EXERCISE OBJECTIVE.
Search the material for the string "screenshot" and copy each line where it occurs.

==========

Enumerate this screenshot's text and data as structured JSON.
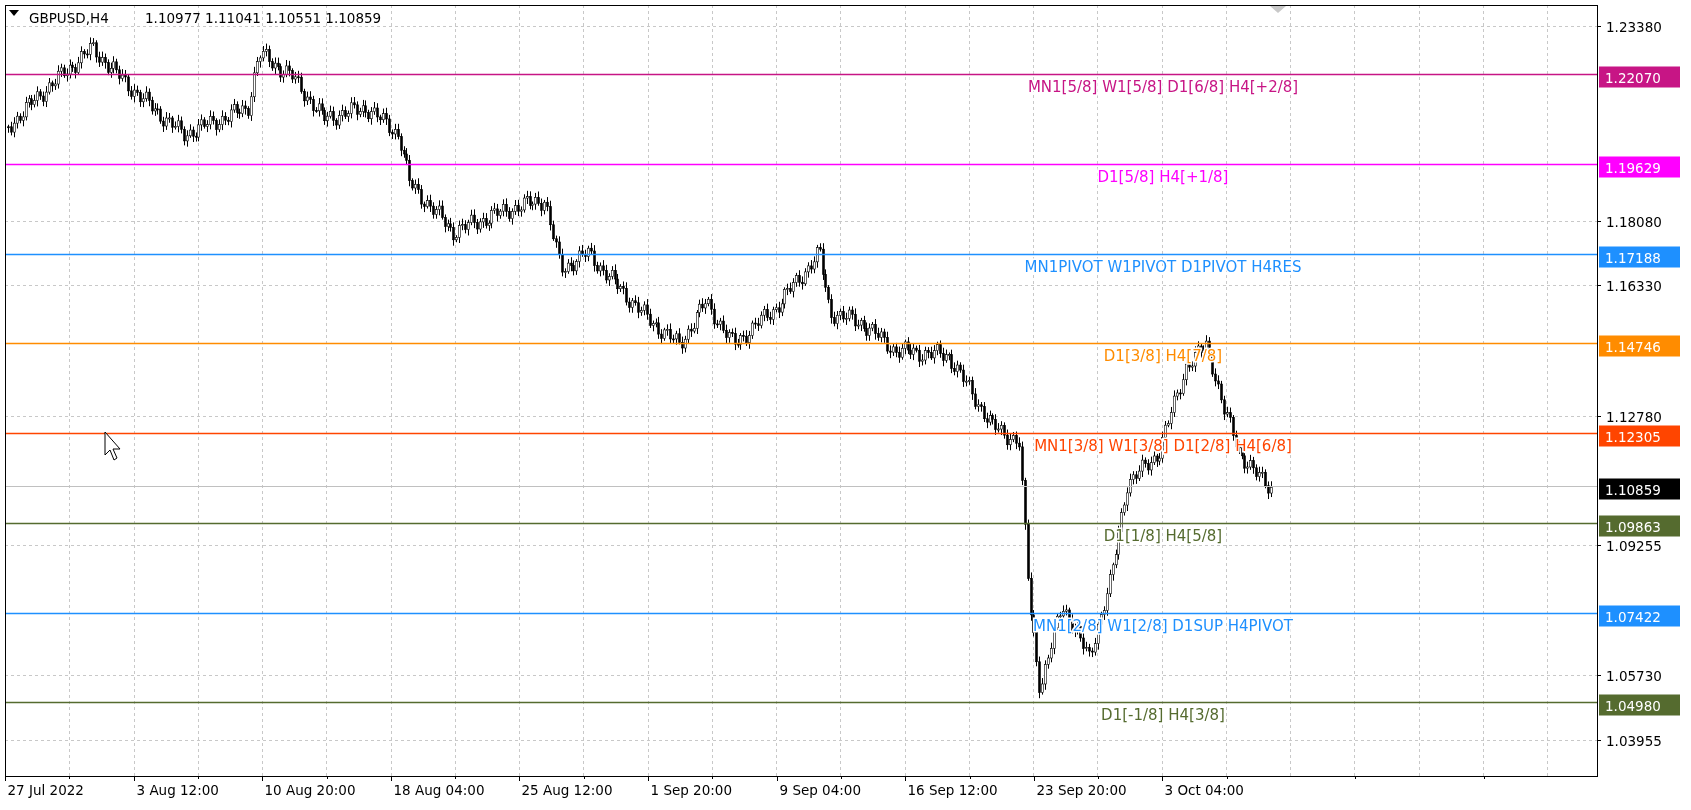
{
  "header": {
    "symbol": "GBPUSD,H4",
    "ohlc": "1.10977 1.11041 1.10551 1.10859"
  },
  "price_axis": {
    "ticks": [
      "1.23380",
      "1.18080",
      "1.16330",
      "1.12780",
      "1.09255",
      "1.05730",
      "1.03955"
    ]
  },
  "levels": [
    {
      "kind": "level",
      "label": "MN1[5/8] W1[5/8] D1[6/8] H4[+2/8]",
      "price": "1.22070",
      "color": "#c71585"
    },
    {
      "kind": "level",
      "label": "D1[5/8] H4[+1/8]",
      "price": "1.19629",
      "color": "#ff00ff"
    },
    {
      "kind": "level",
      "label": "MN1PIVOT W1PIVOT D1PIVOT H4RES",
      "price": "1.17188",
      "color": "#1e90ff"
    },
    {
      "kind": "level",
      "label": "D1[3/8] H4[7/8]",
      "price": "1.14746",
      "color": "#ff8c00"
    },
    {
      "kind": "level",
      "label": "MN1[3/8] W1[3/8] D1[2/8] H4[6/8]",
      "price": "1.12305",
      "color": "#ff4500"
    },
    {
      "kind": "current",
      "price": "1.10859",
      "color": "#000000"
    },
    {
      "kind": "level",
      "label": "D1[1/8] H4[5/8]",
      "price": "1.09863",
      "color": "#556b2f"
    },
    {
      "kind": "level",
      "label": "MN1[2/8] W1[2/8] D1SUP H4PIVOT",
      "price": "1.07422",
      "color": "#1e90ff"
    },
    {
      "kind": "level",
      "label": "D1[-1/8] H4[3/8]",
      "price": "1.04980",
      "color": "#556b2f"
    }
  ],
  "time_axis": {
    "ticks": [
      "27 Jul 2022",
      "3 Aug 12:00",
      "10 Aug 20:00",
      "18 Aug 04:00",
      "25 Aug 12:00",
      "1 Sep 20:00",
      "9 Sep 04:00",
      "16 Sep 12:00",
      "23 Sep 20:00",
      "3 Oct 04:00"
    ]
  }
}
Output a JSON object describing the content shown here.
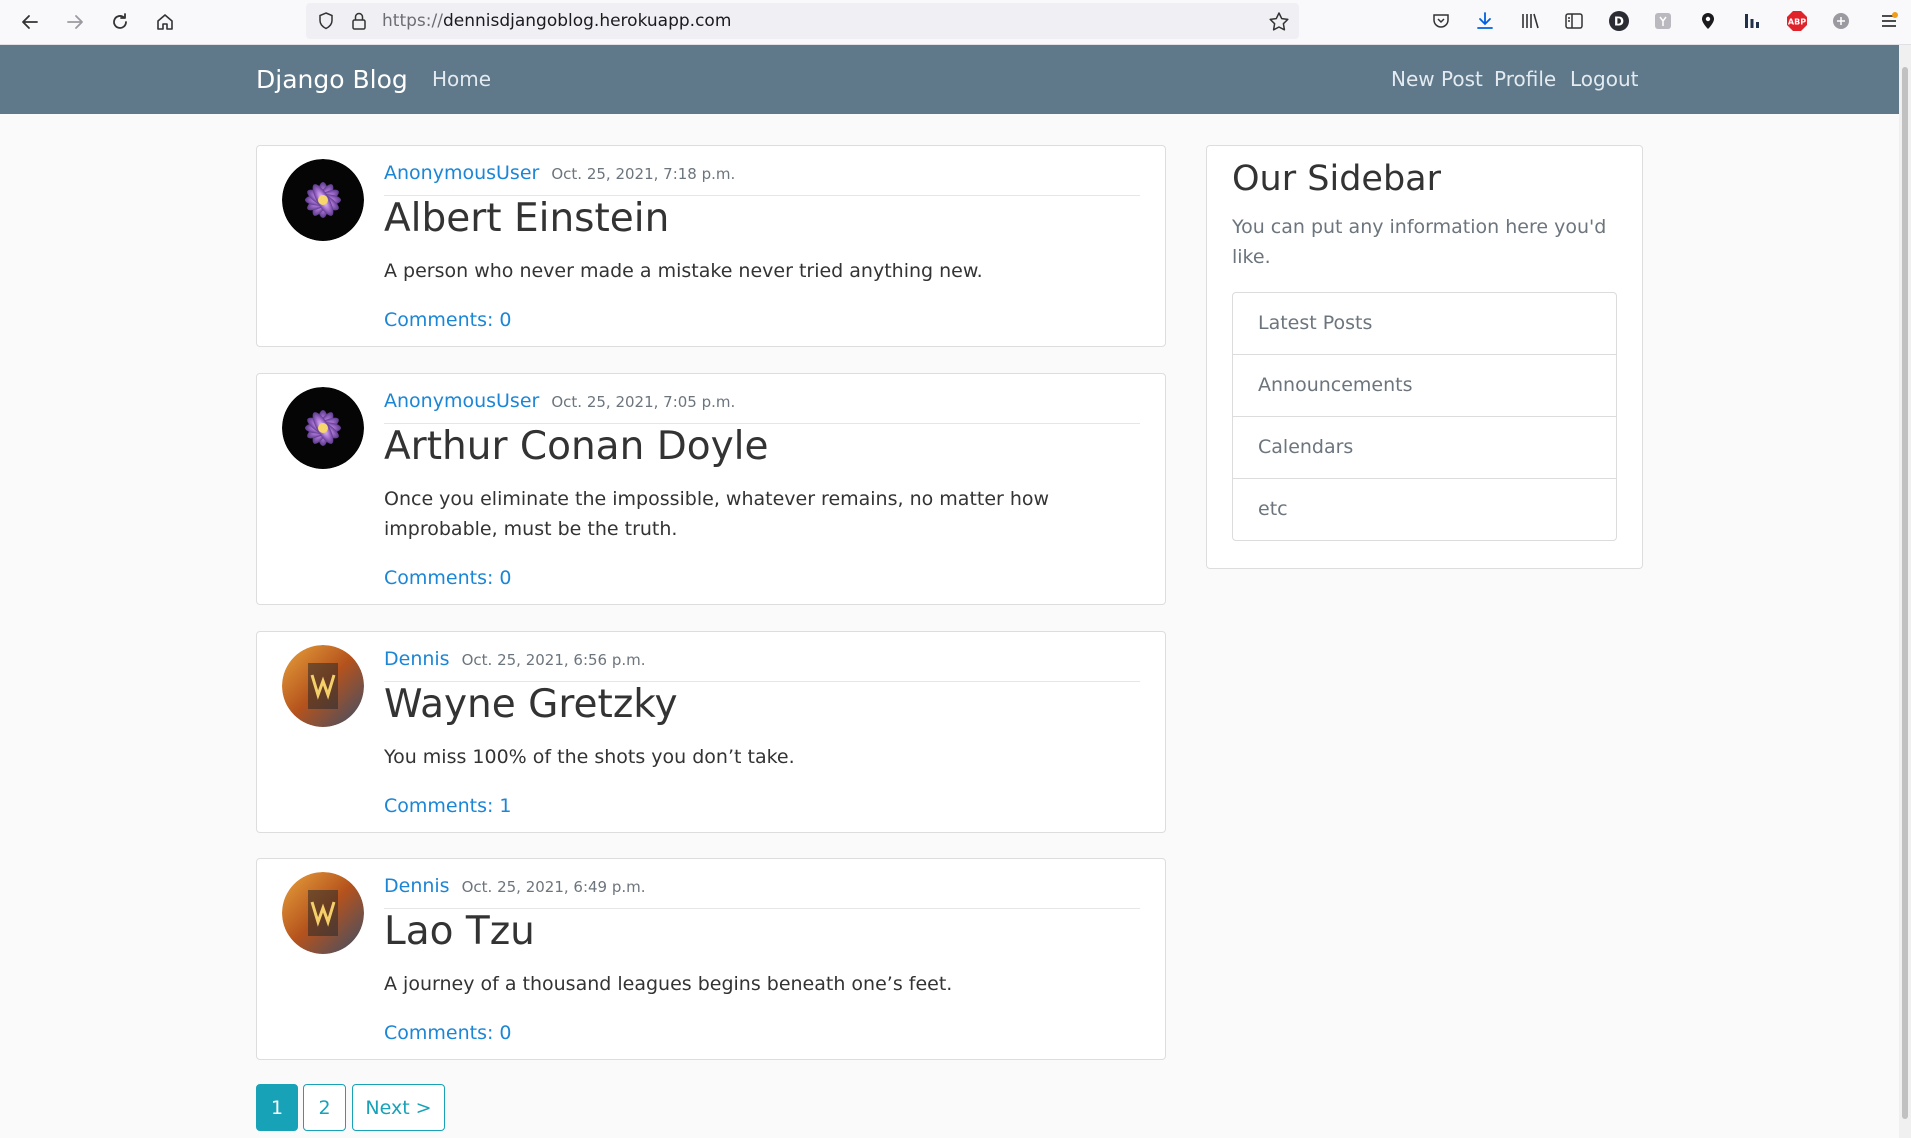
{
  "browser": {
    "url_protocol": "https://",
    "url_host": "dennisdjangoblog.herokuapp.com",
    "profile_letter": "D",
    "abp_label": "ABP"
  },
  "navbar": {
    "brand": "Django Blog",
    "home": "Home",
    "new_post": "New Post",
    "profile": "Profile",
    "logout": "Logout",
    "background_color": "#5f788a"
  },
  "posts": [
    {
      "author": "AnonymousUser",
      "date": "Oct. 25, 2021, 7:18 p.m.",
      "title": "Albert Einstein",
      "content": "A person who never made a mistake never tried anything new.",
      "comments": "Comments: 0",
      "avatar": "flower"
    },
    {
      "author": "AnonymousUser",
      "date": "Oct. 25, 2021, 7:05 p.m.",
      "title": "Arthur Conan Doyle",
      "content": "Once you eliminate the impossible, whatever remains, no matter how improbable, must be the truth.",
      "comments": "Comments: 0",
      "avatar": "flower"
    },
    {
      "author": "Dennis",
      "date": "Oct. 25, 2021, 6:56 p.m.",
      "title": "Wayne Gretzky",
      "content": "You miss 100% of the shots you don’t take.",
      "comments": "Comments: 1",
      "avatar": "comic"
    },
    {
      "author": "Dennis",
      "date": "Oct. 25, 2021, 6:49 p.m.",
      "title": "Lao Tzu",
      "content": "A journey of a thousand leagues begins beneath one’s feet.",
      "comments": "Comments: 0",
      "avatar": "comic"
    }
  ],
  "sidebar": {
    "title": "Our Sidebar",
    "subtitle": "You can put any information here you'd like.",
    "items": [
      "Latest Posts",
      "Announcements",
      "Calendars",
      "etc"
    ]
  },
  "pagination": {
    "pages": [
      "1",
      "2"
    ],
    "current": "1",
    "next": "Next >",
    "accent_color": "#17a2b8"
  },
  "colors": {
    "link": "#1b86d6"
  }
}
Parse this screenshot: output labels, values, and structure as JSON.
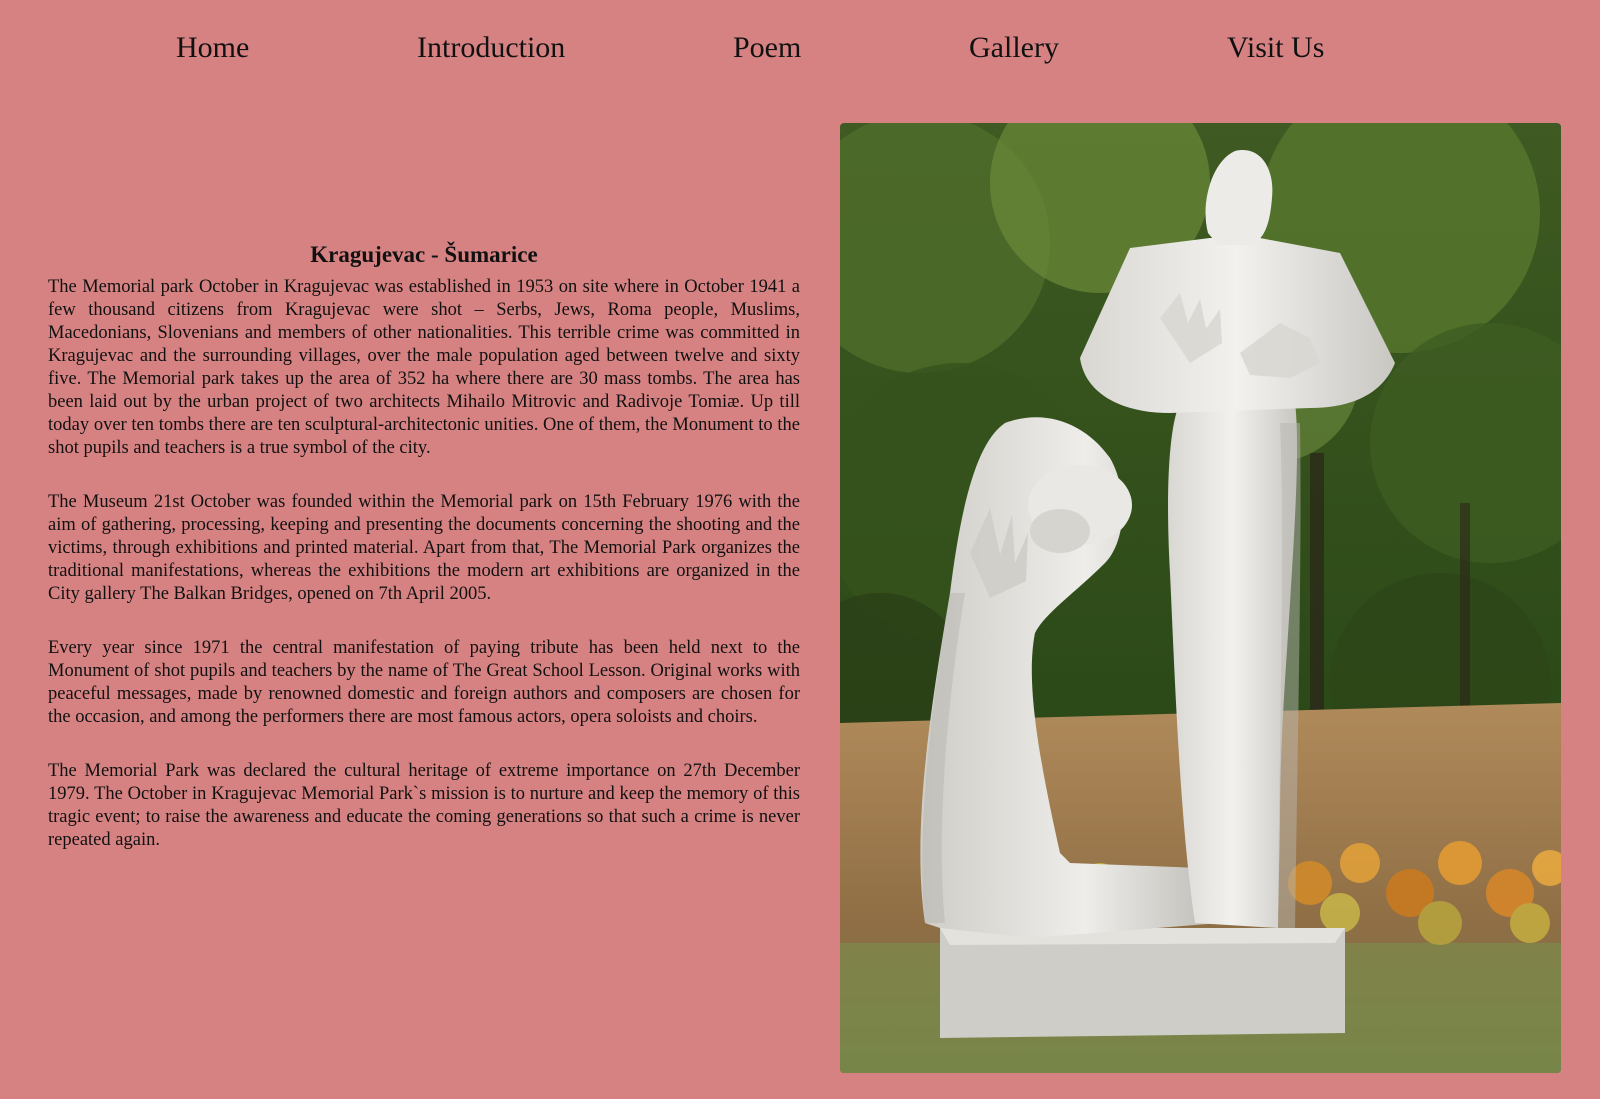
{
  "nav": {
    "items": [
      {
        "label": "Home"
      },
      {
        "label": "Introduction"
      },
      {
        "label": "Poem"
      },
      {
        "label": "Gallery"
      },
      {
        "label": "Visit Us"
      }
    ]
  },
  "main": {
    "title": "Kragujevac - Šumarice",
    "paragraphs": [
      "The Memorial park October in Kragujevac was established in 1953 on site where in October 1941 a few thousand citizens from Kragujevac were shot – Serbs, Jews, Roma people, Muslims, Macedonians, Slovenians and members of other nationalities. This terrible crime was committed in Kragujevac and the surrounding villages, over the male population aged between twelve and sixty five. The Memorial park takes up the area of 352 ha where there are 30 mass tombs. The area has been laid out by the urban project of two architects Mihailo Mitrovic and Radivoje Tomiæ. Up till today over ten tombs there are ten sculptural-architectonic unities. One of them, the Monument to the shot pupils and teachers is a true symbol of the city.",
      "The Museum 21st October was founded within the Memorial park on 15th February 1976 with the aim of gathering, processing, keeping and presenting the documents concerning the shooting and the victims, through exhibitions and printed material. Apart from that, The Memorial Park organizes the traditional manifestations, whereas the exhibitions the modern art exhibitions are organized in the City gallery The Balkan Bridges, opened on 7th April 2005.",
      "Every year since 1971 the central manifestation of paying tribute has been held next to the Monument of shot pupils and teachers by the name of The Great School Lesson. Original works with peaceful messages, made by renowned domestic and foreign authors and composers are chosen for the occasion, and among the performers there are most famous actors, opera soloists and choirs.",
      "The Memorial Park was declared the cultural heritage of extreme importance on 27th December 1979. The October in Kragujevac Memorial Park`s mission is to nurture and keep the memory of this tragic event; to raise the awareness and educate the coming generations so that such a crime is never repeated again."
    ]
  },
  "colors": {
    "page_background": "#d78282",
    "text": "#111111"
  }
}
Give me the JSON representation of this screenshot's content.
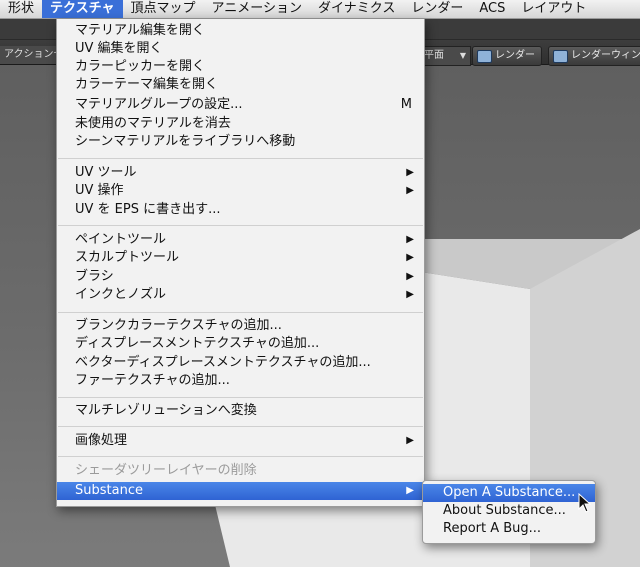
{
  "menubar": {
    "items": [
      "形状",
      "テクスチャ",
      "頂点マップ",
      "アニメーション",
      "ダイナミクス",
      "レンダー",
      "ACS",
      "レイアウト"
    ],
    "active_index": 1
  },
  "toolbar": {
    "left_label": "アクションセ",
    "dropdown_label": "平面",
    "render_button": "レンダー",
    "render_window_button": "レンダーウィン"
  },
  "menu": {
    "group1": [
      {
        "label": "マテリアル編集を開く"
      },
      {
        "label": "UV 編集を開く"
      },
      {
        "label": "カラーピッカーを開く"
      },
      {
        "label": "カラーテーマ編集を開く"
      },
      {
        "label": "マテリアルグループの設定...",
        "shortcut": "M"
      },
      {
        "label": "未使用のマテリアルを消去"
      },
      {
        "label": "シーンマテリアルをライブラリへ移動"
      }
    ],
    "group2": [
      {
        "label": "UV ツール"
      },
      {
        "label": "UV 操作"
      },
      {
        "label": "UV を EPS に書き出す..."
      }
    ],
    "group3": [
      {
        "label": "ペイントツール"
      },
      {
        "label": "スカルプトツール"
      },
      {
        "label": "ブラシ"
      },
      {
        "label": "インクとノズル"
      }
    ],
    "group4": [
      {
        "label": "ブランクカラーテクスチャの追加..."
      },
      {
        "label": "ディスプレースメントテクスチャの追加..."
      },
      {
        "label": "ベクターディスプレースメントテクスチャの追加..."
      },
      {
        "label": "ファーテクスチャの追加..."
      }
    ],
    "group5": [
      {
        "label": "マルチレゾリューションへ変換"
      }
    ],
    "group6": [
      {
        "label": "画像処理"
      }
    ],
    "group7": [
      {
        "label": "シェーダツリーレイヤーの削除"
      },
      {
        "label": "Substance"
      }
    ],
    "submenu_arrow": "▶"
  },
  "submenu": {
    "items": [
      "Open A Substance...",
      "About Substance...",
      "Report A Bug..."
    ]
  },
  "colors": {
    "highlight": "#3a6fd8",
    "menu_bg": "#f2f2f2",
    "disabled_text": "#9b9b9b"
  }
}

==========

SOLUTION.
Enumerate this screenshot's text and data as structured JSON.
Parse this screenshot: output labels, values, and structure as JSON.
Give me the JSON representation of this screenshot's content.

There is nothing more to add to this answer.